Adam Nayman’s (author of The Coen Brothers: This Book Really Ties the Films Together) career spanning examination of Paul Thomas Anderson’s filmography is one of only two books about the director’s work and the only comprehensive text that covers each of his films to date. Each of the director’s eight films is discussed and examined in some detail, but Nayman organizes his book quite differently than similar books. Instead of examining Anderson’s work in chronological order, he presents his essays in the order of the era that each of his movies are set (with the notable exception of Phantom Thread): There Will Be Blood, The Master, Inherent Vice, Boogie Nights, Hard Eight, Magnolia, Punch Drunk Love, and Phantom Thread. Anderson’s influences, his style, and the recurring themes of alienation, reinvention, ambition, and destiny that course through his movies are analyzed in enough detail to add enormously to the reader’s appreciation of these films.

This would be more than enough to warrant our enthusiasm for this volume, but Nayman also includes a selection of interviews with seven of Anderson’s closest collaborators — including JoAnne Sellar (producer), Dylan Tichenor (editor), Robert Elswit (cinematographer), Jonny Greenwood (composer), Jack Fisk (production designer), Mark Bridges (costume designer), and Vicky Krieps (actor) — and illuminated by film stills, archival photos, original illustrations, and an appropriately psychedelic design aesthetic. It’s a wonderful gift for anyone who admires the Anderson’s work and may very well earn him a few new fans.

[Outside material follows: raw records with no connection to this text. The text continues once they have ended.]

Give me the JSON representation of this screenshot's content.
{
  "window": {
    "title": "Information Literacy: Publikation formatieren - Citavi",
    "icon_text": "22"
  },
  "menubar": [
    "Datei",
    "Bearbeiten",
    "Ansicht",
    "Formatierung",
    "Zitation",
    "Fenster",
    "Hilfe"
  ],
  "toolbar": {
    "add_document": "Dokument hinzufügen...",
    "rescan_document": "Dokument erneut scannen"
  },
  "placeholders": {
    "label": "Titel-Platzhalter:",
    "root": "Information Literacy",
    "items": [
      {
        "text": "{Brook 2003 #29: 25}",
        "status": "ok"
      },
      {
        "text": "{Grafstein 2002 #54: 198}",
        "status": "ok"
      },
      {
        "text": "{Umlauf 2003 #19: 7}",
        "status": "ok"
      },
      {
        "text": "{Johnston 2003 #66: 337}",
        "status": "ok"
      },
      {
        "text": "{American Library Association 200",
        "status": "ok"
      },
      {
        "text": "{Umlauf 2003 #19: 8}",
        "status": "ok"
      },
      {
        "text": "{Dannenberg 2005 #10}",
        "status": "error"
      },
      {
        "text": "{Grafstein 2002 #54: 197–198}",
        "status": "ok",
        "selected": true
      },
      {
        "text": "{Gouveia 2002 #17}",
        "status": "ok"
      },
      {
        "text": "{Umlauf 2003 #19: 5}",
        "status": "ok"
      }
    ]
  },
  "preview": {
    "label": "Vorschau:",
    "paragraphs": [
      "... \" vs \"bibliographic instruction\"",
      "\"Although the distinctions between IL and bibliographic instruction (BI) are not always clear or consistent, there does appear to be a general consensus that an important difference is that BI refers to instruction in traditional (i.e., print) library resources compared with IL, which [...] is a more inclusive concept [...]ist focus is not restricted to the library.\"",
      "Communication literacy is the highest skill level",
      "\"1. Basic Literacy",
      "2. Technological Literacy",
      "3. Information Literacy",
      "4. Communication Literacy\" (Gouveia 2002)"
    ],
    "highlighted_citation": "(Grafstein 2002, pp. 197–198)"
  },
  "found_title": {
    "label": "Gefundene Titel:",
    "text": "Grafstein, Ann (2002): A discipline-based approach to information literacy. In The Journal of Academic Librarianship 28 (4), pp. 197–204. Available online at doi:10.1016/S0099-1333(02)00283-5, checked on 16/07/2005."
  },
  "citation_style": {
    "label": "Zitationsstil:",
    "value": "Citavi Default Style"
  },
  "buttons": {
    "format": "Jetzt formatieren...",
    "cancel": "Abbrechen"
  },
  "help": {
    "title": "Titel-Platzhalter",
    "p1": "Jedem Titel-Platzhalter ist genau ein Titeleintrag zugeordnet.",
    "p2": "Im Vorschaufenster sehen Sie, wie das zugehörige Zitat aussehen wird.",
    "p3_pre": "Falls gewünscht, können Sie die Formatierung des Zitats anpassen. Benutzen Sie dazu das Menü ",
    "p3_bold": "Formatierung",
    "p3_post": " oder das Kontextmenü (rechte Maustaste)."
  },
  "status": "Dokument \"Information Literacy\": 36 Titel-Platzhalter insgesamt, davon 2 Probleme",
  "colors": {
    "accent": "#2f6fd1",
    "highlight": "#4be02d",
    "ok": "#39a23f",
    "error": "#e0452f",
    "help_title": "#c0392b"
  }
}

Classic Cinema Filmmakers

Book Review: The Coen Brothers – This Book Really Ties the Films Together

Book Cover.jpg

Publisher: Abrams Books

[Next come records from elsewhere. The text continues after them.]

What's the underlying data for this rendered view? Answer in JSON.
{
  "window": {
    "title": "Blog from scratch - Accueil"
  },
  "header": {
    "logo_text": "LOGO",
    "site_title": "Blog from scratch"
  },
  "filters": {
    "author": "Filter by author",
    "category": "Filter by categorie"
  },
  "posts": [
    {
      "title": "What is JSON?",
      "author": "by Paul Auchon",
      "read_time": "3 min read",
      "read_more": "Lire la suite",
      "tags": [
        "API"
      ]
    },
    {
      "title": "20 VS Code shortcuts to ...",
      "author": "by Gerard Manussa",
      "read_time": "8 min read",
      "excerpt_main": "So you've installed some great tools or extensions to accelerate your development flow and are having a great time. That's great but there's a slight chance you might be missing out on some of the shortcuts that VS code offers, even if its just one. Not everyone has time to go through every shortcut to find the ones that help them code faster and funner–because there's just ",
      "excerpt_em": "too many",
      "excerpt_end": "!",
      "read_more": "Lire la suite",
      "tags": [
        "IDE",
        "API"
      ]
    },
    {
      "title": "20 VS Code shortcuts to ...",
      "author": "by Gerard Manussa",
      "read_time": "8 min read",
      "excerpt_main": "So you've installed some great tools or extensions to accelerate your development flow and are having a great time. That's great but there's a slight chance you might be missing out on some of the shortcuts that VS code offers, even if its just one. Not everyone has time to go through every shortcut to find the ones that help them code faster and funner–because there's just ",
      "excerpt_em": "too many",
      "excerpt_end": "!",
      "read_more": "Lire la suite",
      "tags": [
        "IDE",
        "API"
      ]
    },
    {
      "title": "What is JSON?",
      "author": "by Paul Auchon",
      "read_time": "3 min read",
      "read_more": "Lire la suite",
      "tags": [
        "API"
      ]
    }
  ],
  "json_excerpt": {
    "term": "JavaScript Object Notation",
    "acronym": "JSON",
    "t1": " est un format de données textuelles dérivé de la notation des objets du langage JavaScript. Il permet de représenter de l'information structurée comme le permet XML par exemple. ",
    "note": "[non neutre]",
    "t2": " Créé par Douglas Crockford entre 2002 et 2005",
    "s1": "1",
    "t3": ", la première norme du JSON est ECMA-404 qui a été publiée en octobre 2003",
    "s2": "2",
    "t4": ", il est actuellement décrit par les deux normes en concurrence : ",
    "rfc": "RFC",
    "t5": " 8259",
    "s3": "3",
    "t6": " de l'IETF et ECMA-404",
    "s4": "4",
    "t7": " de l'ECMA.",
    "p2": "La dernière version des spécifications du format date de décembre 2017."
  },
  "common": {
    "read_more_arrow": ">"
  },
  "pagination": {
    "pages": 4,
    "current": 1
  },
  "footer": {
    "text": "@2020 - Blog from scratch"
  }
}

Release Date: September 11, 2018

Adam Nayman’s epic new career spanning examination of the filmography of the Coen Brothers is every bit as analytical and informative as Ian Nathan’s excellent book on the same subject. It offers fans and scholars a rewarding experience as it should add enormously to the reader’s appreciation of the films that inhabit the Coen canon. Actually, the book’s marketing description does an admirable job at describing its contents without unnecessary hyperbolic phrases:

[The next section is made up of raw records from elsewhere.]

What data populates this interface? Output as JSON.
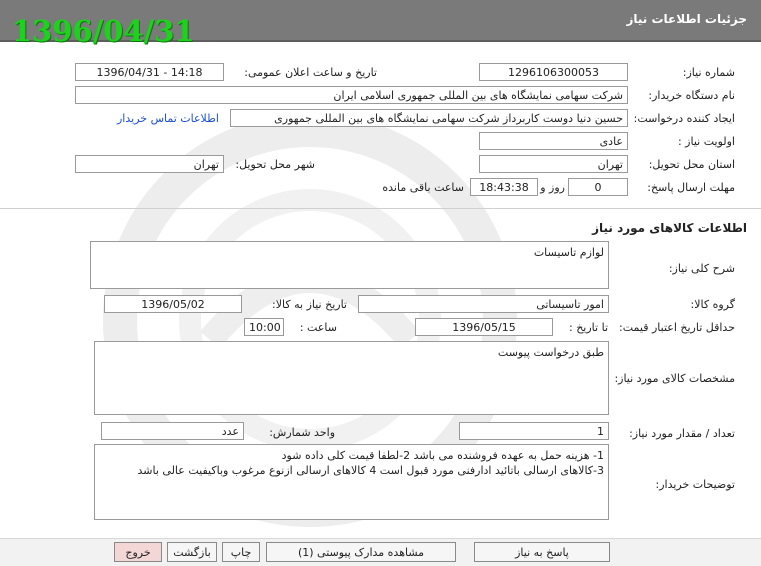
{
  "header": {
    "title": "جزئیات اطلاعات نیاز",
    "date_stamp": "1396/04/31"
  },
  "fields": {
    "need_number": {
      "label": "شماره نیاز:",
      "value": "1296106300053"
    },
    "announce": {
      "label": "تاریخ و ساعت اعلان عمومی:",
      "value": "1396/04/31 - 14:18"
    },
    "buyer_org": {
      "label": "نام دستگاه خریدار:",
      "value": "شرکت سهامی نمایشگاه های بین المللی جمهوری اسلامی ایران"
    },
    "creator": {
      "label": "ایجاد کننده درخواست:",
      "value": "حسین دنیا دوست کاربرداز شرکت سهامی نمایشگاه های بین المللی جمهوری",
      "contact_link": "اطلاعات تماس خریدار"
    },
    "priority": {
      "label": "اولویت نیاز :",
      "value": "عادی"
    },
    "province": {
      "label": "استان محل تحویل:",
      "value": "تهران"
    },
    "city": {
      "label": "شهر محل تحویل:",
      "value": "تهران"
    },
    "deadline": {
      "label": "مهلت ارسال پاسخ:",
      "days": "0",
      "days_label": "روز و",
      "time": "18:43:38",
      "remaining_label": "ساعت باقی مانده"
    }
  },
  "goods_section": {
    "title": "اطلاعات کالاهای مورد نیاز"
  },
  "goods": {
    "general_desc": {
      "label": "شرح کلی نیاز:",
      "value": "لوازم تاسیسات"
    },
    "group": {
      "label": "گروه کالا:",
      "value": "امور تاسیساتی"
    },
    "need_date": {
      "label": "تاریخ نیاز به کالا:",
      "value": "1396/05/02"
    },
    "validity": {
      "label": "حداقل تاریخ اعتبار قیمت:",
      "to_date_label": "تا تاریخ :",
      "date": "1396/05/15",
      "time_label": "ساعت :",
      "time": "10:00"
    },
    "specs": {
      "label": "مشخصات کالای مورد نیاز:",
      "value": "طبق درخواست پیوست"
    },
    "quantity": {
      "label": "تعداد / مقدار مورد نیاز:",
      "value": "1",
      "unit_label": "واحد شمارش:",
      "unit": "عدد"
    },
    "buyer_notes": {
      "label": "توضیحات خریدار:",
      "value": "1- هزینه حمل به عهده فروشنده می باشد 2-لطفا قیمت کلی داده شود\n3-کالاهای ارسالی باتائید ادارفنی مورد قبول است 4 کالاهای ارسالی ازنوع مرغوب وباکیفیت عالی باشد"
    }
  },
  "buttons": {
    "reply": "پاسخ به نیاز",
    "attachments": "مشاهده مدارک پیوستی (1)",
    "print": "چاپ",
    "back": "بازگشت",
    "exit": "خروج"
  },
  "colors": {
    "header_bg": "#7a7a7a",
    "date_stamp": "#1fd11f",
    "link": "#1a4fd6",
    "exit_button": "#f3d7d7"
  }
}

“In The Coen Brothers: This Book Really Ties the Films Together, film critic Adam Nayman carefully sifts through their complex cinematic universe in an effort to plot, as he puts it, “some Grand Unified Theory of Coen-ness” and combines critical text—biography, close film analysis, and enlightening interviews with key Coen collaborators—with a visual aesthetic that honors the Coens’ singular mix of darkness and levity. Featuring film stills, beautiful and evocative illustrations, punchy infographics, and hard insight, this book will be the definitive exploration of the Coen brothers’ oeuvre.”

Nayman is a film critic for The Globe and Mail and The Grid, is a contributing editor to Cinema Scope, and has written on film for the Village Voice, L.A. Weekly, Film Comment, Cineaste, Montage, POV, Reverse Shot, The Walrus, Saturday Night, Little White Lies, and The Dissolve. This background served him well here as his insights are always interesting and illuminating (even if one doesn’t always agree with his interpretation of certain Coen moments). The book’s primary weakness it is that it comes at a time when the Coen’s career is far from over (the last film covered in the book is Hail, Caesar!) Everything about the book earns our enthusiastic approval and recommendation.